WORK INSTRUCTION: The response should hold each line from the entries below where "Слой" is found.

Data records for software interfaces:
Start of Block

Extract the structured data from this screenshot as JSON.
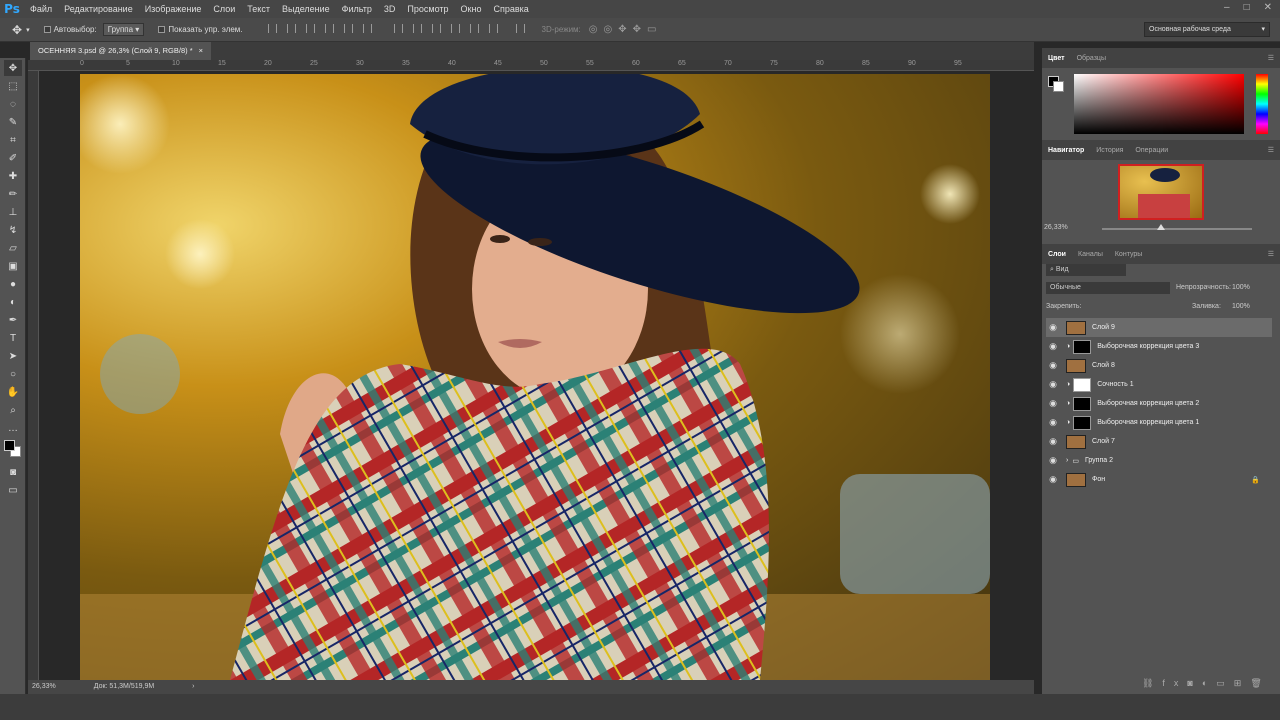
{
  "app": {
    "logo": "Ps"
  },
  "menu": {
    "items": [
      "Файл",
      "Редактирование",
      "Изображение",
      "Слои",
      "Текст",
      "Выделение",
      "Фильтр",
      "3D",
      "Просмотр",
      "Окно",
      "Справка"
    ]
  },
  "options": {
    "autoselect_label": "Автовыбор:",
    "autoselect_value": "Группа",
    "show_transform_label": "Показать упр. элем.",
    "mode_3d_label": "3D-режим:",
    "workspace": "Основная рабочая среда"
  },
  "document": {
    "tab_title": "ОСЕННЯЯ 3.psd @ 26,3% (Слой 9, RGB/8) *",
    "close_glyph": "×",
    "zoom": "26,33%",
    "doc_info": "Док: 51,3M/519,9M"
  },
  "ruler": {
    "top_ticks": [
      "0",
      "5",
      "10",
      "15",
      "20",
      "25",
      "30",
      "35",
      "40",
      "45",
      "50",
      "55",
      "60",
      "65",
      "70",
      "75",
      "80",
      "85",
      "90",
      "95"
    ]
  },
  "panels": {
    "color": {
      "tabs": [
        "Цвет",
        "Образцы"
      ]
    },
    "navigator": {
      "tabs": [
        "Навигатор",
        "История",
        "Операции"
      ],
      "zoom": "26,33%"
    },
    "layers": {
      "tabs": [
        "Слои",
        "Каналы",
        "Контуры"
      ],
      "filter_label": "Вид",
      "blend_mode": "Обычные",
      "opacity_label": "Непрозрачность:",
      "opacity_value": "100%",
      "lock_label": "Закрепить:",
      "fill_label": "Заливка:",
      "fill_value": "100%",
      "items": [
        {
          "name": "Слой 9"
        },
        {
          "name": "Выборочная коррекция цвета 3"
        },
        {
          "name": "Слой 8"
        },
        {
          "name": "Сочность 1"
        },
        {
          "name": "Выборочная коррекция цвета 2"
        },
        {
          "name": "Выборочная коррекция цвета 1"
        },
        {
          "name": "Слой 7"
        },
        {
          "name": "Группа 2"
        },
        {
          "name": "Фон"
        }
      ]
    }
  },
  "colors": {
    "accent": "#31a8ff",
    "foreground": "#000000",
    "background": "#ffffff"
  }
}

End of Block
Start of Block

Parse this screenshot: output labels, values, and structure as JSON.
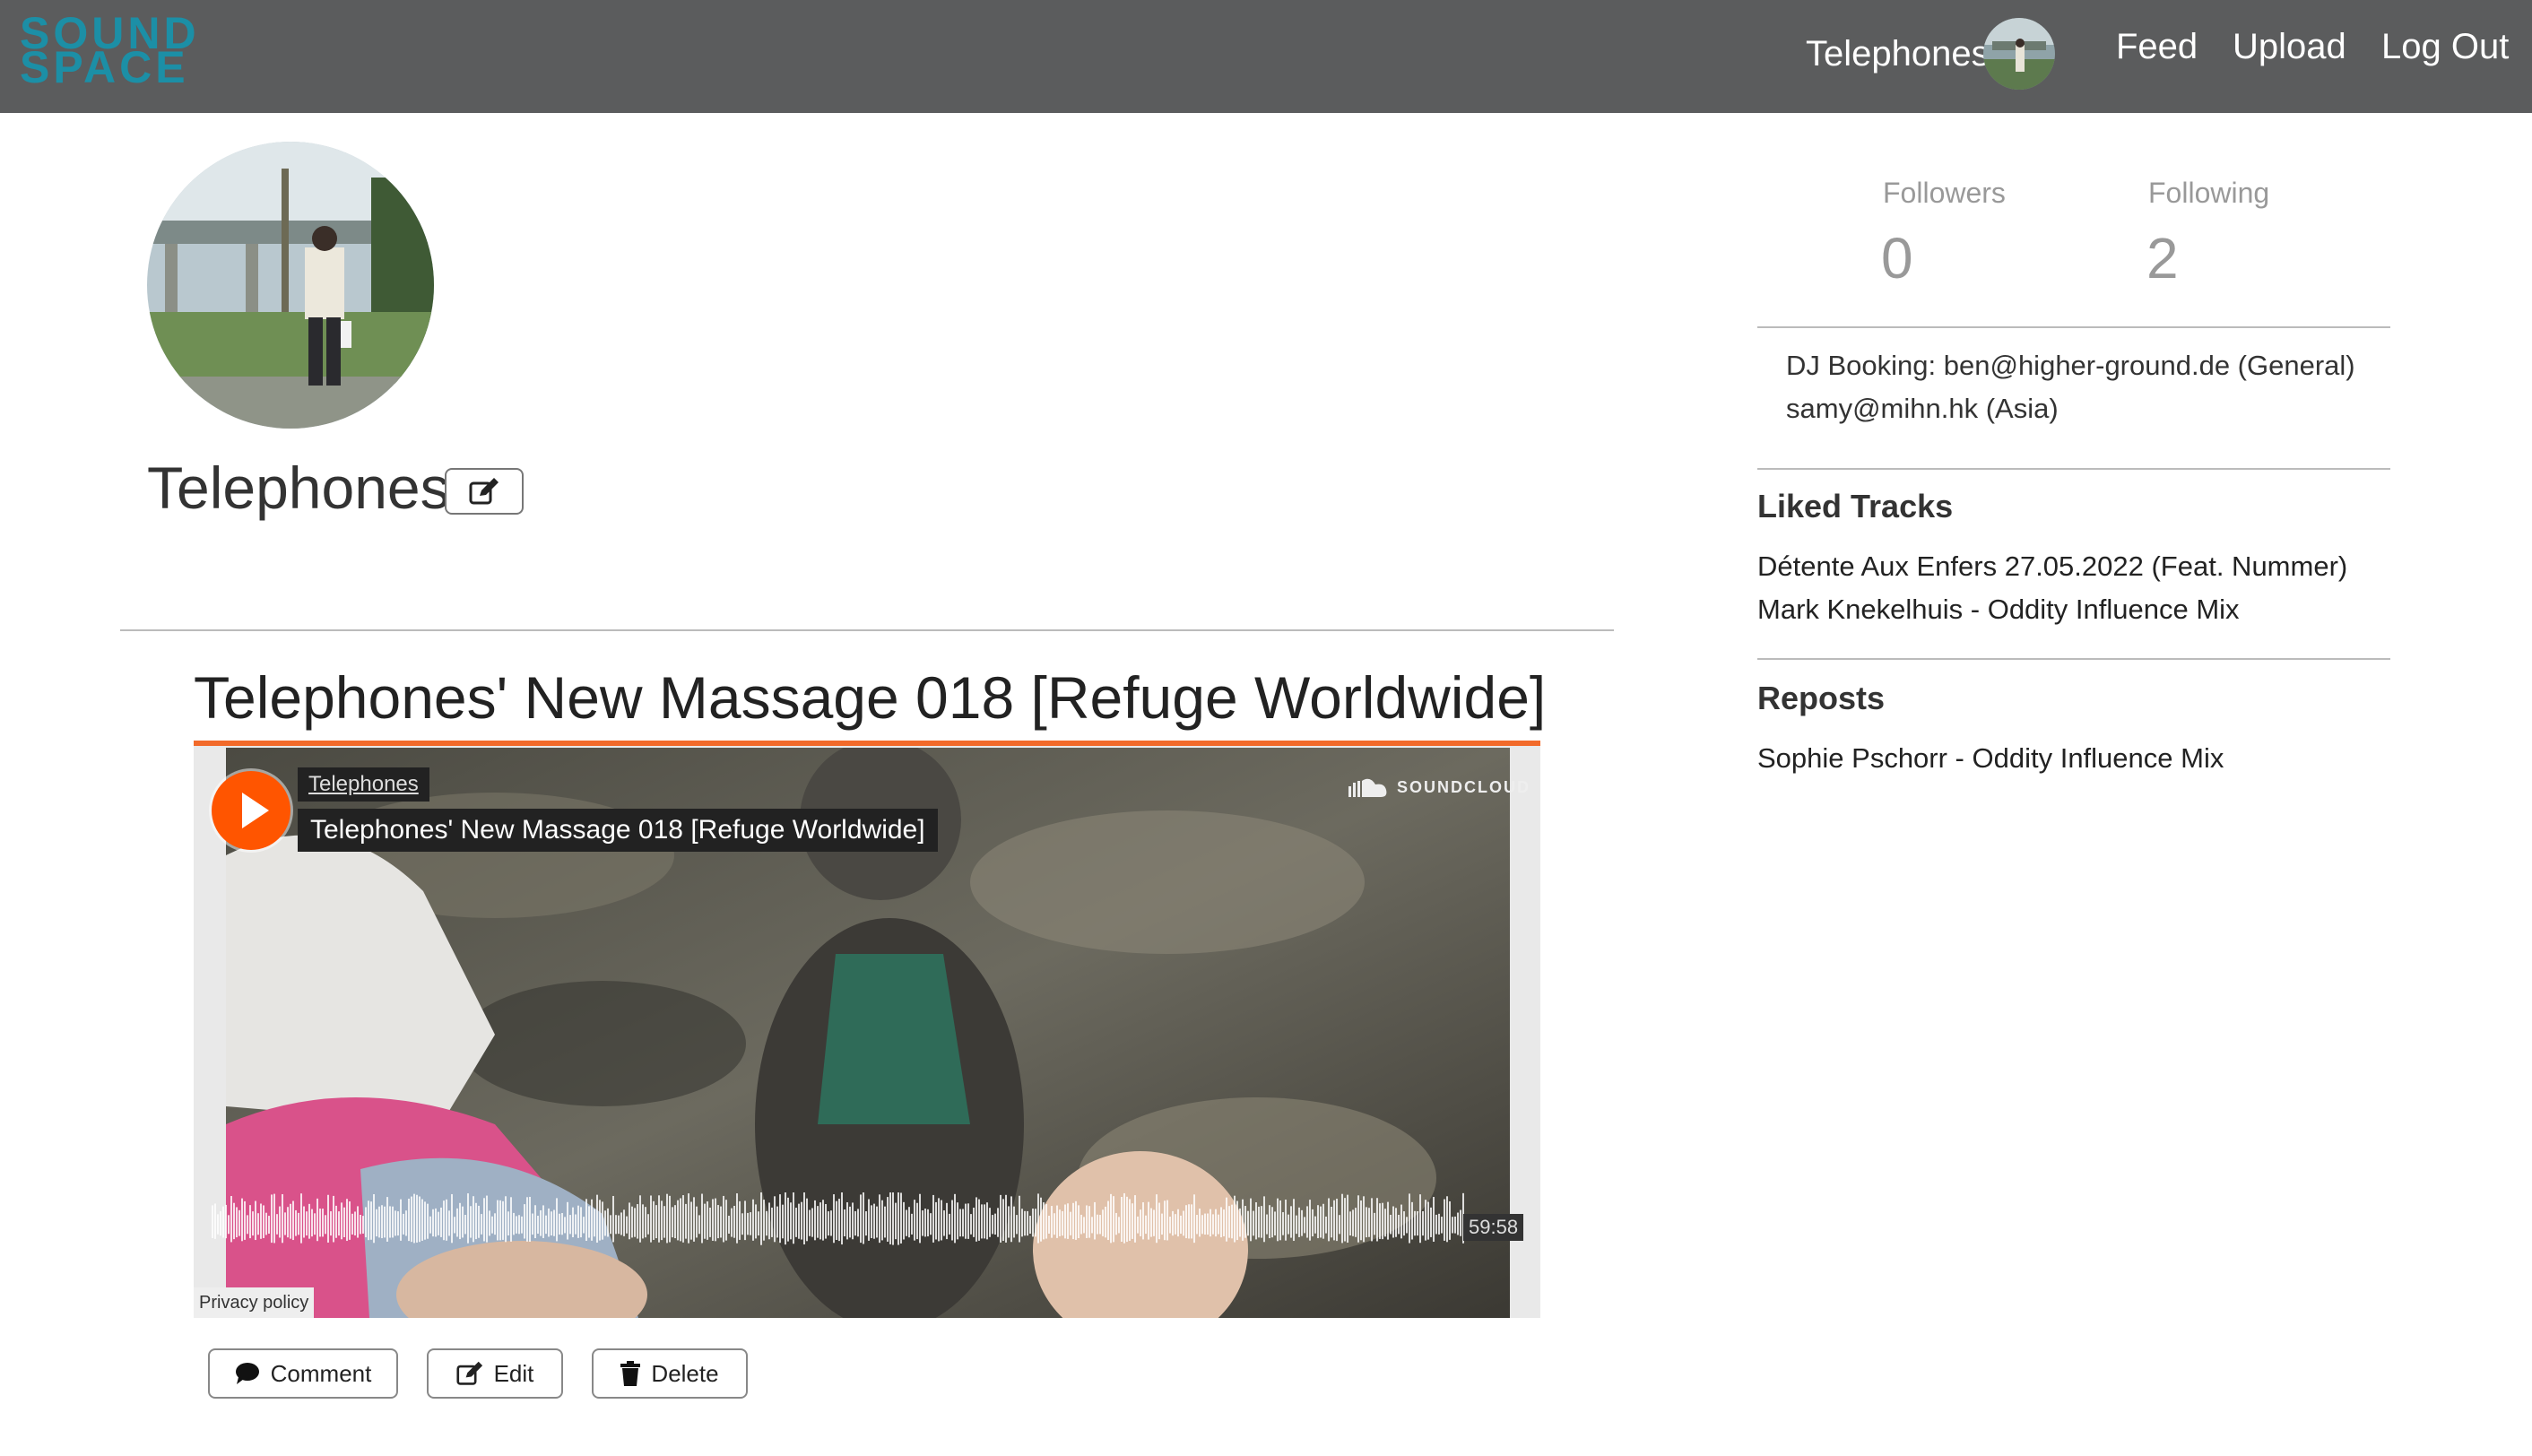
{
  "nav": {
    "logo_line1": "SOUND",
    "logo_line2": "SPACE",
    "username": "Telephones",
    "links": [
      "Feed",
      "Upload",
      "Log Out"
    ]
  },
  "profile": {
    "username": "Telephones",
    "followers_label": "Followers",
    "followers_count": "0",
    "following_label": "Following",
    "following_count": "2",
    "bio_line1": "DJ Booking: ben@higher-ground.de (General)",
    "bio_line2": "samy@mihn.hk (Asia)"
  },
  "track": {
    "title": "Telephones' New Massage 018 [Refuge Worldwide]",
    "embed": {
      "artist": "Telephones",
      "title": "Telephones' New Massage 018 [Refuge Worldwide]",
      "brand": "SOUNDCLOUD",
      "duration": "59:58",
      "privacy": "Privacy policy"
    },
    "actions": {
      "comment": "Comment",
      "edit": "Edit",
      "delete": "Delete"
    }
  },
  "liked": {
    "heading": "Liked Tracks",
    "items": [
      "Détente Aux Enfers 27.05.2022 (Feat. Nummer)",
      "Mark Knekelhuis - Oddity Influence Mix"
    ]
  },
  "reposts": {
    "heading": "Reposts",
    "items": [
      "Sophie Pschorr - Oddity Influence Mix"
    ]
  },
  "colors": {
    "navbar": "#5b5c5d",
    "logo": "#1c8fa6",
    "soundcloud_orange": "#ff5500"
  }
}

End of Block

EXERCISE OUTPUT:
    "tab_title": "ОСЕННЯЯ 3.psd @ 26,3% (Слой 9, RGB/8) *",
          "name": "Слой 9"
          "name": "Слой 8"
          "name": "Слой 7"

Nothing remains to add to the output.